Amid the turbulent Corona outbreak, several airlines are helping stranded passengers return home. In addition, commercial aviation plays a critical role in transporting medical supplies between countries.
Airlines around the world have grounded a large proportion of their aircraft fleet. Thousands of workers in the airline industry have been laid off due to the impact of COVID-19 on the airline industry. We wrote about Qatar Airways last week, which is going against the tide in the aviation industry by maintaining one-third of its routes. However, other airlines have also taken some unconventional measures to help stranded citizens return home. Usually, the Ministry of Foreign affairs provides practical services with the required permits to allow airlines to fly to a destination they usually do not. Most airlines have now eased their rules and offer passengers free cancellation or other compensations.
SAS to Peru
SAS flew to Chicago last week with medical supplies, and this week they have a flight from Peru. The flight from Lima upcoming Thursday became quickly fully booked. Business Class tickets were sold for 21,000:- Danish Krones, SAS Plus for 15,000:- Danish Krones, whereas a seat in the Economy Class was sold for SEK 11,000:- Danish Krones. The tickets were only sold to Danish citizens and travellers with permanent residence in Denmark.

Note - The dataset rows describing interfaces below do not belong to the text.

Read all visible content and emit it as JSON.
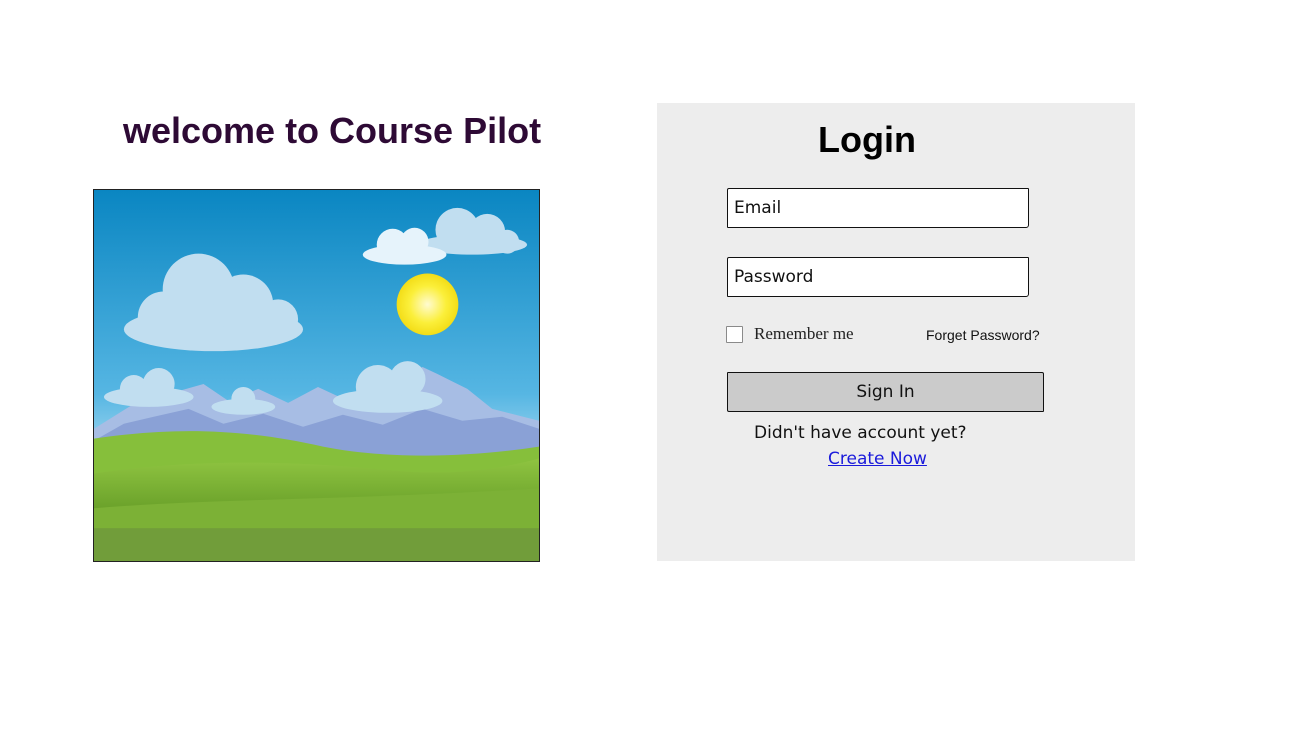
{
  "welcome": {
    "title": "welcome to Course Pilot"
  },
  "login": {
    "title": "Login",
    "email_placeholder": "Email",
    "password_placeholder": "Password",
    "remember_label": "Remember me",
    "remember_checked": false,
    "forget_label": "Forget Password?",
    "signin_label": "Sign In",
    "no_account_text": "Didn't have account yet?",
    "create_label": "Create Now"
  },
  "colors": {
    "title": "#2e0a35",
    "panel_bg": "#ededed",
    "button_bg": "#cbcbcb",
    "link": "#1a1adb"
  },
  "hero_image": {
    "description_icon": "landscape-image"
  }
}
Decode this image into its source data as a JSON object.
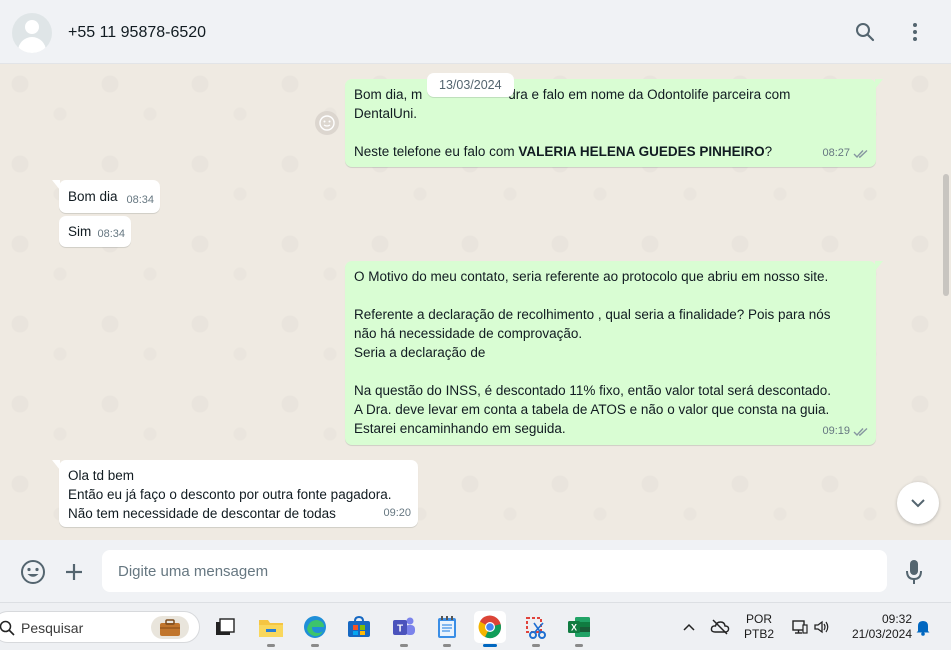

The on-board service is limited, only snacks and non-alcoholic drinks are served. It is not the individual country that pays for the passengers’ journey from Peru, but the idea is that travel insurance will cover the travel costs.
Stranded by the dust storm
During last winter, SAS flew certain flights to the Gran Canarias with one of its Airbus A330 to help stranded Scandinavians return home from the holiday paradise, which was hit by African dust storms.
Austrian Airlines with a record-long non-stop flight
A Boeing 777-200ER from Austrian Airlines landed in Vienna last Monday after flying passengers home from Sydney. The 16,000 kilometres trip to Sydney was flown non-stop and took 17 hours, as they only had crew onboard the aircraft. However, the return flight had a stop-over in Penang Malaysia, as the weight of the 290 passengers and their baggage limited the range capacity. In this stopover, the crew was changed, the fuel filled and medical equipment, such as disposable gloves manufactured in Penang, was loaded onboard the aircraft.
Recently, the UK government signed an agreement with Virgin, Easyjet, Jet2, British Airways and Titan Airways to help stranded travellers back to the United Kingdom. Also, the UK government have pledged up to GBP 75 million for charter flights to destinations where there are stranded British citizens.
Using manpower to pushback an airplane
Another airline that faced a challenge was Spanish Wamos, which was hired to fly a group of Spaniards home from the international airport of San Pedro Sula in Honduras. Wamos used a Boeing 747-400 for the trip, but it turned out that the airport did not have equipment for such a large aircraft type to carry out the pushback. The largest aircraft that normally use the airport is a smaller Boeing 767, so creativity was required before Wamos could set the course back to Madrid. The solution was to have about 30 airport employees pushing the airplane, weighing up to 335 tons, by manpower backwards to a safe distance from the terminal building, as shown in the following video:
Not surprisingly, there are practical challenges when airlines fly to new destinations. The Danish company, Great Dane, experienced this last week when it was supposed to pick up 72 Danish students from Zanzibar with an Embraer 195. The aircraft does not have enough range to fly non-stop from Aalborg to Zanzibar, and therefore the flight was scheduled to refuel in Egypt. When the plane took off from Aalborg, they had no permission to land in Zanzibar and had to work hard to secure the formalities. Only during the stopover in Hurghada did Zanzibar grant the landing permission, which was then suddenly withdrawn. Following pressure from the Danish Ministry of Foreign Affairs and the university’s people in Zanzibar, the final landing permit was issued at the very last moment, and the Danish students were finally able to return home.
There are many examples, and it is delighting to see airlines cooperating closely